that part will have shadows underneath the elements. If from ArcMap. The little "P" indicate model parameters we've selected to use as model inputs and outputs. output datasets (green ellipses – they can also be used as inputs). ModelBuilder is very easy to understand in that it is visual. connectors with arrows showing what goes where. models or script tools). Shadows: After you've successively run part of the model.Slide 6 ModelBuilder Runs from ArcMap or ArcCatalog. nothing has been run yet. because some tools can be tricky to use – especially the reclassify and weighted overlay shown here. The various elements of a model are input datasets (blue ellipses). Models are created and stored with ArcToolbox. In this figure. Coloring: If your model elements are not colored in. input variables (light blue ellipses). . layers from the map can be used as input. labels. they aren't ready to run. processes (yellow rectangles that might be system tools. You do need to be careful in using it.

Slide 7 Selecting inputs for a process Dataset Inputs • Layers (yellow polygons) • Model Elements (blue) Note the elements that are shadowed. but you can't control which parameter you're providing with it. shown as cyan ellipses Note that the same dataset may be both an ArcMap layer and a model element. Variables • Numbers. Some tools only have one input.. and should make sense for your use of the model. . Using the connector line is another option. Choosing which one depends on how you want to use it. so I would check its result by opening the process anyway. etc. meaning they've already been run. so you can probably get away with it there.

Optionally add a layer so it becomes a model element 3. . If you don't run a previous step first before you try to reclassify the results. and have completed the entire model. Submodels should also be run before they are use. you need to use File/Validate Entire Model to re-initialize it. like the reclassify tool and the weighted overlay tool. the reclassify tool won't know what it's trying to classify. Before creating the next step. require this in order to develop a sensible classification. To re-run the model. Open the tool to provide its inputs • You can also use a connector.Slide 8 Process of creating a model 1. 4. Once you've gotten all of your processes run. You'll see this especially if you're trying to use weighted overlay with text fields. Re-running a model with new inputs – allowing you to test the effect of variations in those inputs – is an important part of modeling. which includes a kind of classification itself. Add a tool. derived by a previous reclassification. you can change any of the inputs and run the whole thing again. It doesn't know what that field is or its value until a previous step has been run. 2. but opening the tool is more reliable. This is important not only for reclassifying. run the previous tool • Some tools. but also for the weighted overlay.

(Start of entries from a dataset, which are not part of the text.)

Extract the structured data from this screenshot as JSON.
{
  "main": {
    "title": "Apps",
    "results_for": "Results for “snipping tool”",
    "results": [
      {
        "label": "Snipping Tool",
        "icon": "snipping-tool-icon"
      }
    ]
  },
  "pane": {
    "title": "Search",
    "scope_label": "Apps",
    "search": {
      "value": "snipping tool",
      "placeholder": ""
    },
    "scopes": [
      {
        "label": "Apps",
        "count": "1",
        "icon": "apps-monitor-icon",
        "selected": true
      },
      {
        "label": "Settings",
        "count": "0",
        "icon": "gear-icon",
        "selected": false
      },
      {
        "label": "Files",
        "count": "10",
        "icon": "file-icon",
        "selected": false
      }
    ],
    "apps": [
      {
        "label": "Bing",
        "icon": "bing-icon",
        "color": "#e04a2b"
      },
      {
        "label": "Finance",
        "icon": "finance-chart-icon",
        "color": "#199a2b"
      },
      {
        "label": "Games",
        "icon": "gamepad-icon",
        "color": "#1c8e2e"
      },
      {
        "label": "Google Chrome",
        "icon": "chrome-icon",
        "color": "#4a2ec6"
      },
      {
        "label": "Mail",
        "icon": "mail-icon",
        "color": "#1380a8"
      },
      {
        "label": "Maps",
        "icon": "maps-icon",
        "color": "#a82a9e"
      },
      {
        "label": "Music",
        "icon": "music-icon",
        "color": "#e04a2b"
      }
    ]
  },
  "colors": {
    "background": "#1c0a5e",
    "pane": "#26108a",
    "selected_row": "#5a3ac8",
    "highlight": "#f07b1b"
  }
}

If models are used inside other models. and other models. then export the model to a script. script tools.Slide 9 Scripts as tools in Model Builder Scripts can be used as tools in ModelBuilder • In this example. sun angle and azimuth variables are defined for input to hillshade tool Models can also be used as tools in a model • Allows for creating complex models Models can also be exported as Python scripts ModelBuilder can work with system tools (hammer icon). . input and output parameters are going to be important to define. We'll learn how to create script tools later. One way of learning how to use geoprocessing tools in python is to create a simple model that uses them.

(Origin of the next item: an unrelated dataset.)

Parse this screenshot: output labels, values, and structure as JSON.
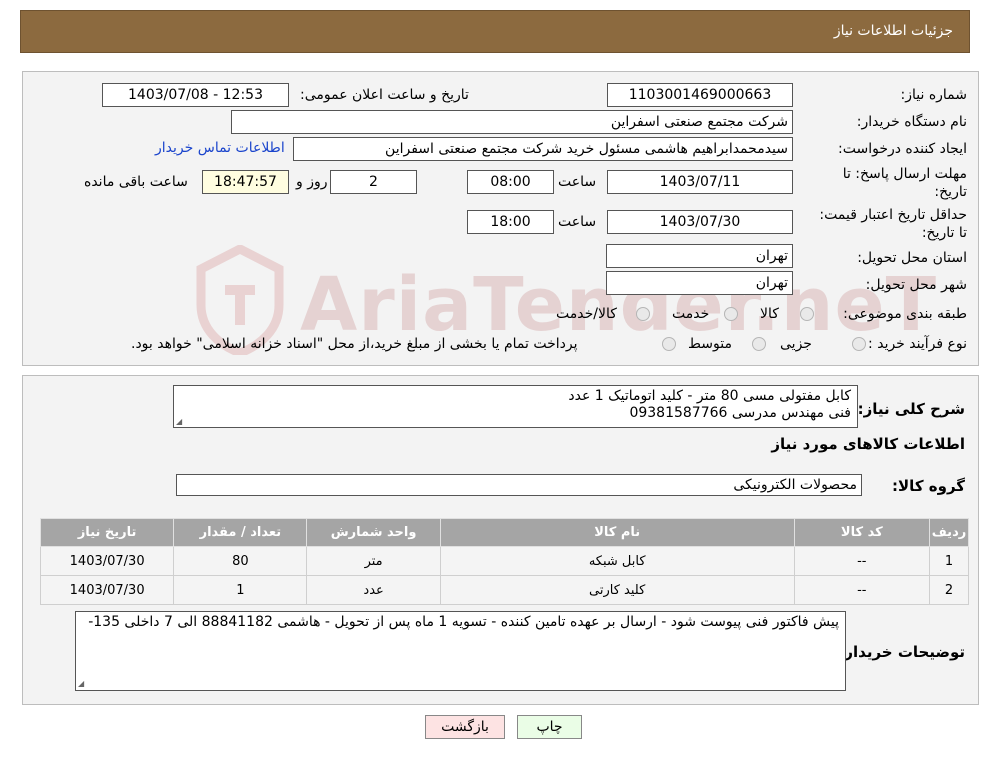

Slide 10 Model Parameters For processes in ModelBuilder. One of the things we'll need to define in the script. we'll learn how to write scripts in Python. • Think of a model as a filter. you can define inputs and outputs as Model Parameters. with inputs and outputs. just as a system tool creates a result. which might have an output model parameter that becomes the result of the model. In the next section of the class. Then we'll learn how to make these scripts work as script tools. so we can run them from either ArcToolbox or ModelBuilder. • Purpose is to allow a model to have inputs and outputs • Especially useful for submodels. then in the script tool. are input and output parameters. . Model parameters are especially important when using models inside other models.